Search below for resources covering the intersection of climate engagement, social science and data analytics.


Resilience Before Disaster: The Need to Build Equitable, Community-Driven Social Infrastructure

Zach Lou, Amee Raval, Marguerite Young & Sam Appel for Asian Pacific Environmental Network (APEN), SEIU California, SEIU 2015 & BlueGreen Alliance
Research & Articles

California and the US are increasingly beset by climate-fueled disasters like wildfires, extreme heat, and power blackouts. These events put additional stress on frayed hard and social infrastructure systems, and disproportionately impact working-class communities of color. To adapt to these changes, society must update our notion of disaster response to increase resilience in these systems before disasters strike. This report offers two models for this response: 1) building and normalizing resilience hubs where community members gather and organize both in good times and bad, and 2) increasing in-home resilience by recognizing homecare workers as effective agents for assisting vulnerable populations and bridging authorities and the frontlines. The report goes on to recommend specific ways to set up resilience hubs, train care workers, and develop forward-thinking emergency response plans to avert human disasters after natural disasters.

Poll: Public backs strong limits on methane pollution

ALG Research for Natural Resources Defense Council
Research & Articles

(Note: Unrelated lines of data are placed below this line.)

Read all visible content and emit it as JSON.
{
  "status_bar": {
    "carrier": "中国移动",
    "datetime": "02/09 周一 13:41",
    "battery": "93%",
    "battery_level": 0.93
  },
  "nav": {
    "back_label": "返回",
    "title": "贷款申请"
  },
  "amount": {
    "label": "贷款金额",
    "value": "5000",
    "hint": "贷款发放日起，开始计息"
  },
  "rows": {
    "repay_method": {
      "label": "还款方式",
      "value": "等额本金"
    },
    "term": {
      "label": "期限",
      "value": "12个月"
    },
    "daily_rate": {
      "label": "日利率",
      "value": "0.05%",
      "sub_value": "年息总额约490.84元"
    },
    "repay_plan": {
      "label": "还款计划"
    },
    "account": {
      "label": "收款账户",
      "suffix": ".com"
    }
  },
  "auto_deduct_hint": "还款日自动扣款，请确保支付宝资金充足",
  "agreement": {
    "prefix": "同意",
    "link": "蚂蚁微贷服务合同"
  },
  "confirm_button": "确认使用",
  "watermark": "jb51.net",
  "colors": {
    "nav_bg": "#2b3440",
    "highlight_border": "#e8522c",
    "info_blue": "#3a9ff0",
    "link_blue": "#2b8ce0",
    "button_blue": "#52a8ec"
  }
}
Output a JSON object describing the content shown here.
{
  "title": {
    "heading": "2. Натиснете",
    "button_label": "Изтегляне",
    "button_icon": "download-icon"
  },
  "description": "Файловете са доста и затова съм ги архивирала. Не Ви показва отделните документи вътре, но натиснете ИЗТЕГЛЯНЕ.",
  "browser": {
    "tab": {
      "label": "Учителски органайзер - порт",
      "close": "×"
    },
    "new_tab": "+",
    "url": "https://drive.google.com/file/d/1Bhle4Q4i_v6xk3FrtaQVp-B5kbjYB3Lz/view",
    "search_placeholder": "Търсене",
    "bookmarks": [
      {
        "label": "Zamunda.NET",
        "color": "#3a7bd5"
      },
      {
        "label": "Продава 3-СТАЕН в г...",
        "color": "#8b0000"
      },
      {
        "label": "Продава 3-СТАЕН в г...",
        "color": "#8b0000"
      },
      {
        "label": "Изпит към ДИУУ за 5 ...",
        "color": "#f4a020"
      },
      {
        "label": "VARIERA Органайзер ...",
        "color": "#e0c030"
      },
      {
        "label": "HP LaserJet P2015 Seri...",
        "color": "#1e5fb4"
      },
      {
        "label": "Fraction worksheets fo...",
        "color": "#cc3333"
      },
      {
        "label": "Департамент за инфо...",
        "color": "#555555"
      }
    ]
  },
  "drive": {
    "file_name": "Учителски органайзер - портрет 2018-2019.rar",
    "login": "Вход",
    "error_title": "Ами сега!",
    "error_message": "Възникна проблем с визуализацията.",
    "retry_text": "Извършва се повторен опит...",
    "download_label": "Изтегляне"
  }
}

Americans overwhelmingly support updating and strengthening the methane standards and regulations. Even after being shown balanced pro and con messaging, people support touger methane regulations by a nearly 5:1 margin. Curtailing leaks and releases of methane has broad support across all major demographics, including 2-to-1 support among Republicans.

Pennsylvania statewide poll shows majorities of residents across parties support policies that protect clean air (81%) and support clean energy policies (63%).

Over Half of Americans Report Experiencing Health Impacts from Climate Change: A majority (60%) report being affected by record heat waves during summer, which can cause heat strokes and dehydration. About half (49%) report being affected by more damage and harm from extreme weather. And, nearly half (45%) report being affected by breathing problems, such as asthma.

The type of community Americans live in seems to have little bearing on key climate perspectives. Rural (75%), Suburban (79%), and Urban Americans (84%) are equally aware that climate change is happening, including noticing more severe and changing seasonal weather. High majorities across all community types believe urgent action is needed to reduce the pollution that is causing climate change. They also all believe that the U.S. should produce more wind and solar energy, and less coal. This consensus constitutes a strong foundation of public support for solutions.

Research & Articles

A Majority of Republicans Believe Climate and Weather Change Is Happening: 80% of Americans understand that climate change is happening, including 94% of Democrats, 71% of Independents, and 64% of Republicans (up from 58% in 2015). Two in three Republicans (66%) now say they are noticing more severe and changing seasonal weather over recent years, representing a 14-point gain over three years, the highest gain amongst the three parties.

Research & Articles

Americans Trust Health leaders for Climate Information: Health professionals are the second most trusted messengers for information on climate change (62% nationally), just after scientists (70%), with a 5-point increase since 2015. Unfortunately, only 20% of Americans report hearing about the climate from health professionals.

Summarizes lessons learned and challenges to collaboration between traditional large environmental organizations and frontline or people of color led organizations. Draws on the conversation at the “Engaging Non-Traditional Groups in Coal Plant Retirement” session at the National Coal Plant Retirement Conference in Denver and co-facilitated by the Little Village Environmental Organization, American Lung Association, Sierra Club, and the National Association for the Advancement of Colored People (NAACP).